As a studio art major at a women’s liberal arts college, I saw my fair share of Cindy Sherman wannabes. Indeed, I’m a big fan of the role-playing dress up doll that Sherman so deftly becomes in front of the camera. But picking up the project she has begun and taking it somewhere new is what young artists seem to be struggling with.
New York-based (and, admittedly, a former college classmate of mine) filmmaker, photographer and fashionista K8 Hardy has taken the Sherman aesthetic to a new level — and even The New York Times has noticed.
Hardy, a 31-year-old founder of the queer feminist art collective LTTR, occasional fashion stylist and creator of the cult zine FashionFashion opened her first one-woman show, To All the G#%$! I’ve Loved Before, of photographs this month at Reena Spaulings Fine Art, a gallery in a former Chinatown brothel in Manhattan.
ArtSlant describes her work as:
Playing on the codes of both queer and hetero-normative cultures, Hardy tests and wastes them all as she feeds her pose machine with other looks and meanings. Sometimes using her sister Halie as a stand-in self, Hardy displaces subjectivity across a sequence of gay cruising clichés and camp possibilities, refusing to settle into any final or agreed upon condition.
The “fashion” based shots live in the awkward space between ugly and beautiful, an apt reflection of an industry that is equally ambiguous and schizophrenic. Whereas an artist such as Sherman portrayed popular culture and art with either beauty and grace or gross horror it was the parody that was paramount. Here Hardy shows images of herself in outfits that she would very well wear out in public. Whatever lines were blurred before are now erased entirely, which makes the NYT‘s “dress up for keeps” title particularly appropriate.
It is also the basis of Hardy’s work/identity overlap. A woman who has worn many different labels including, but not limited to, lesbian, feminist, punk, artist, academic, activist, queer, she inhabits what she calls “rampant multiplicities of identity.”
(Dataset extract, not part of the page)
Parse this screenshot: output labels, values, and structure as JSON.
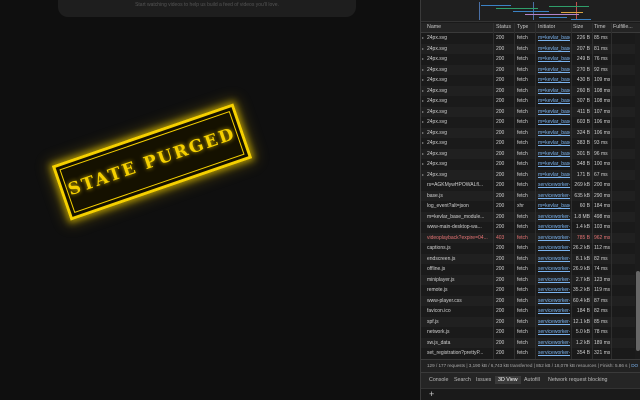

By 13, she was already rejiggering her look on a regular basis. “In my junior high we weren’t allowed to wear cutoff jeans and I didn’t understand the politics of that,” she said. Her reaction was to dress one week as a rodeo queen, in high-waist Rocky Mountain jeans and cowboy boots, and as a hippie the next week, in tie-dyed shirts, long skirts and fake Birkenstocks.
Fashion and the photography that captured it became not so much an idenity or critique in and of itself but merely one medium of showcase. Nevertheless, introspection and social commentary spring forth organically from Hardy’s work. “I prefer to make the art first and analyze it later,” she said.
Growing up in conservative Fort Worth, raised by a single mother in a household that included her sister and a twin brother, Ms. Hardy “became aware really early of the desire to try and pull a reaction out of people and make a statement,” she told The Times.
“I didn’t grow up wearing designer clothes or luxury anything,” Ms. Hardy noted last week at her gallery. “You wouldn’t really say I have any kind of background in fashion.”
But she was raised in Texas, where, as she put it, “the rigors of personal appearance” and self-presentation are considerable. And while it’s a cliché as blatant as big hair, it is also true, Ms. Hardy said, that the emphasis Texans place on creating and projecting a persona through clothes provided her with solid training in analysis of “the social play and political function of dress.”
Ironically, it is her innate sense of fashion and showmanship and not any forced desire to political commentary that makes her work so interesting and full of cultural critique.
Are you familiar with K8 Hardy’s work?